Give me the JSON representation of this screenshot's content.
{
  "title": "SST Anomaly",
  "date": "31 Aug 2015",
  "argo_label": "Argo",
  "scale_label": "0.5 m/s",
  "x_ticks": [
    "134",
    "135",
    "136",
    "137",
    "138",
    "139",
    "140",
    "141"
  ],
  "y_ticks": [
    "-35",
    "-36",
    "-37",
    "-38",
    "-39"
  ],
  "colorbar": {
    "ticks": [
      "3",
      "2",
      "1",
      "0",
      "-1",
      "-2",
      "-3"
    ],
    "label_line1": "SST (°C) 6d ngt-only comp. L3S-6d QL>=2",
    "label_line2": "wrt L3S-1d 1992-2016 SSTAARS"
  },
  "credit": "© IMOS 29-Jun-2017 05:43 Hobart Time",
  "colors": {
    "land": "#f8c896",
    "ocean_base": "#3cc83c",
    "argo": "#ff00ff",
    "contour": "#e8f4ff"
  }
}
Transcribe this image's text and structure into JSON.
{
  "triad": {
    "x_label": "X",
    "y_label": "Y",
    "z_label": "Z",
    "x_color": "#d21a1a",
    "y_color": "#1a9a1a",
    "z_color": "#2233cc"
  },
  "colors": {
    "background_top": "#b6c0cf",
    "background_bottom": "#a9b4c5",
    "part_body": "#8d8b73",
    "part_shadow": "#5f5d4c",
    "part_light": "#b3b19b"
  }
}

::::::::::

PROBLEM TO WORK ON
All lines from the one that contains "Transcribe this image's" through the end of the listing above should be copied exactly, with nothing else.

TASK SOLUTION
Transcribe this image's text and structure into JSON.
{
  "triad": {
    "x_label": "X",
    "y_label": "Y",
    "z_label": "Z",
    "x_color": "#d21a1a",
    "y_color": "#1a9a1a",
    "z_color": "#2233cc"
  },
  "colors": {
    "background_top": "#b6c0cf",
    "background_bottom": "#a9b4c5",
    "part_body": "#8d8b73",
    "part_shadow": "#5f5d4c",
    "part_light": "#b3b19b"
  }
}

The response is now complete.